Primers designed for this study, which were used in sequencing and in QPCR for the three limb development genes and ribosomal 28S in Pogona vitticeps from Expression of a hindlimb-determining factor <i>Pitx1</i> in the forelimb of the lizard <i>Pogona vitticeps</i> during morphogenesis
2016-10-13T14:19:28Z (GMT) by

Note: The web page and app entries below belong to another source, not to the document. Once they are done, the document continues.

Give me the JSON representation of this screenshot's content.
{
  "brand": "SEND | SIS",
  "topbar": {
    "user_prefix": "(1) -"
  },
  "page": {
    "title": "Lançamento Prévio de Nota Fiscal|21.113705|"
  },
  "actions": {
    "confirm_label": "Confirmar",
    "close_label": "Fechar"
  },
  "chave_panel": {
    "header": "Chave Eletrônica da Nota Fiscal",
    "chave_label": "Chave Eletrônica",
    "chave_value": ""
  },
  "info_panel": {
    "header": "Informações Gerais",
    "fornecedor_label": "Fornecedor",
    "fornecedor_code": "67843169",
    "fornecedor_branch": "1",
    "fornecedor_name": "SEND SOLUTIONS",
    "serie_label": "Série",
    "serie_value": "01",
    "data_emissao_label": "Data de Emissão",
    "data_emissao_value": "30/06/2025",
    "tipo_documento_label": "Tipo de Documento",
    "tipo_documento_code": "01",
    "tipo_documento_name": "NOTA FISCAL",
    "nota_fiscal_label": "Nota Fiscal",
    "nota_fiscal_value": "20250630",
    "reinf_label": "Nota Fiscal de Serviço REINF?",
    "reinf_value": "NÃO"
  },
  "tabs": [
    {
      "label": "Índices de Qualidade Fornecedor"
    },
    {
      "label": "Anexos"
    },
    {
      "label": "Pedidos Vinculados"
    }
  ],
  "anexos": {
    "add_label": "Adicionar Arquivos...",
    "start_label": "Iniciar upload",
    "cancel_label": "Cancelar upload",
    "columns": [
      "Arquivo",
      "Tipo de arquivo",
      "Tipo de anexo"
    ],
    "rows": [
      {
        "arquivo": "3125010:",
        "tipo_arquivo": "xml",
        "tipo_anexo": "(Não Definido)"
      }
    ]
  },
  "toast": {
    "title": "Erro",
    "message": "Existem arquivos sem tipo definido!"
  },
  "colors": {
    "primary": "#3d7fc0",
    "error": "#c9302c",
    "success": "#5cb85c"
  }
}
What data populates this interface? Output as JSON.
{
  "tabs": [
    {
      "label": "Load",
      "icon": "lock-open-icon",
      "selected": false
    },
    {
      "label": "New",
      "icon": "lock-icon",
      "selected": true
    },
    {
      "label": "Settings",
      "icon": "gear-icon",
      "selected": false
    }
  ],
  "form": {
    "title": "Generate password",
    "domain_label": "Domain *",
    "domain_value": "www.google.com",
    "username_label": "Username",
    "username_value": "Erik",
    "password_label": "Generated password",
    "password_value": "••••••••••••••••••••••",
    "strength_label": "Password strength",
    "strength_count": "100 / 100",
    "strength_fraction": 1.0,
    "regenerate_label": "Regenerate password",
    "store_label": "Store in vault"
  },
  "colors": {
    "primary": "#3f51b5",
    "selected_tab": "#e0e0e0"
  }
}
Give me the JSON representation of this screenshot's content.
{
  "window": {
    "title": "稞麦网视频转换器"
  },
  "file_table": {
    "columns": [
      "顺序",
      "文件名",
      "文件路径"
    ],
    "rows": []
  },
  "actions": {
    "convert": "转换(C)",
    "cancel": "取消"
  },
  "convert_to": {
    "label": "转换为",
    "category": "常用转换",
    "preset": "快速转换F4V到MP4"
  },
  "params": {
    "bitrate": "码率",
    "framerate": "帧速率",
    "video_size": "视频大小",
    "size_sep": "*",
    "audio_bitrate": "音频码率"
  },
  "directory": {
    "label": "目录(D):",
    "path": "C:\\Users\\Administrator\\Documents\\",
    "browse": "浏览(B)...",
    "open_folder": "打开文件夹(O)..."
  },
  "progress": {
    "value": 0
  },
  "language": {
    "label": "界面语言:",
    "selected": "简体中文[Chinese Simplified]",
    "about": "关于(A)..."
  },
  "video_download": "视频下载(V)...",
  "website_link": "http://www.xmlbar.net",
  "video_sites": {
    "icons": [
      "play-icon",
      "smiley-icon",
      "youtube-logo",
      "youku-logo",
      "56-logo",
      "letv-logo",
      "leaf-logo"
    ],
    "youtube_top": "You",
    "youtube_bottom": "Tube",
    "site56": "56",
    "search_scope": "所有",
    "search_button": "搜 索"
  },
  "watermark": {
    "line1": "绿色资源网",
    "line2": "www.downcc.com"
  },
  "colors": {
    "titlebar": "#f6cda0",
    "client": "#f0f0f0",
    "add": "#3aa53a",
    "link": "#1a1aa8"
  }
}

With over 9000 species, squamates, which include lizards and snakes, are the largest group of reptiles and second-largest order of vertebrates, spanning a vast array of appendicular skeletal morphology. As such, they provide a promising system for examining developmental and molecular processes underlying limb morphology. Using the Central Bearded Dragon (<i>Pogona vitticeps</i>) as the primary study model, we examined limb morphometry throughout embryonic development and characterized the expression of three known developmental genes (<i>GHR, Pitx1</i> and <i>Shh</i>) from early embryonic stage through to hatchling stage via reverse transcription quantitative polymerase chain reaction (RT-qPCR) and immunohistochemistry (IHC). In this study, all genes were found to be transcribed in both the forelimb and hindlimbs of <i>P. vitticeps.</i> While the highest level of <i>GHR</i> expression occurred at the hatchling stage, <i>Pitx1</i> and <i>Shh</i> expression was greatest earlier during embryogenesis, which coincides with the onset of the differentiation between forelimb and hindlimb length. We compared our finding of <i>Pitx1</i> expression—a hindlimb-determining gene—in the forelimbs of <i>P. vitticeps</i> to that in a closely related Australian agamid lizard, <i>Ctenophorus pictus</i>, where we found <i>Pitx1</i> expression to be more highly expressed in the hindlimb compared with the forelimb during early and late morphogenesis—a result consistent to that found across other tetrapods. Expression of <i>Pitx1</i> in forelimbs has only rarely been documented, including via <i>in situ</i> hybridization in a chicken and a frog. Our findings, from both RT-qPCR and IHC, indicate that further research across a wider range of tetrapods is needed to more fully understand evolutionary variation in molecular processes underlying limb morphology.